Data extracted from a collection
━━━━━━━━━━━━━━━━

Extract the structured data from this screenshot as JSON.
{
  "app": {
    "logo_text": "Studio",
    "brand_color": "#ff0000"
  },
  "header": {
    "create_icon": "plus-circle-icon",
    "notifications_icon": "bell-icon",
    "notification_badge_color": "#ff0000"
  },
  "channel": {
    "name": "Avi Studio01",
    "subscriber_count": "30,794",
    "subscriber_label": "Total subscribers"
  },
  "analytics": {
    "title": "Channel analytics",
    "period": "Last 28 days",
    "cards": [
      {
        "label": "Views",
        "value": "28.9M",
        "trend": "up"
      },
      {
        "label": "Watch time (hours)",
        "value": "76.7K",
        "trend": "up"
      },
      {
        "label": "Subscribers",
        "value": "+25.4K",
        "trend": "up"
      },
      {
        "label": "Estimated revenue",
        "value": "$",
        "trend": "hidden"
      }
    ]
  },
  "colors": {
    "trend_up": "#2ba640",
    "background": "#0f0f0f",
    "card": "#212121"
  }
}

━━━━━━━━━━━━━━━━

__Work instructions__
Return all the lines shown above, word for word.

__Solved problem__
Extract the structured data from this screenshot as JSON.
{
  "app": {
    "logo_text": "Studio",
    "brand_color": "#ff0000"
  },
  "header": {
    "create_icon": "plus-circle-icon",
    "notifications_icon": "bell-icon",
    "notification_badge_color": "#ff0000"
  },
  "channel": {
    "name": "Avi Studio01",
    "subscriber_count": "30,794",
    "subscriber_label": "Total subscribers"
  },
  "analytics": {
    "title": "Channel analytics",
    "period": "Last 28 days",
    "cards": [
      {
        "label": "Views",
        "value": "28.9M",
        "trend": "up"
      },
      {
        "label": "Watch time (hours)",
        "value": "76.7K",
        "trend": "up"
      },
      {
        "label": "Subscribers",
        "value": "+25.4K",
        "trend": "up"
      },
      {
        "label": "Estimated revenue",
        "value": "$",
        "trend": "hidden"
      }
    ]
  },
  "colors": {
    "trend_up": "#2ba640",
    "background": "#0f0f0f",
    "card": "#212121"
  }
}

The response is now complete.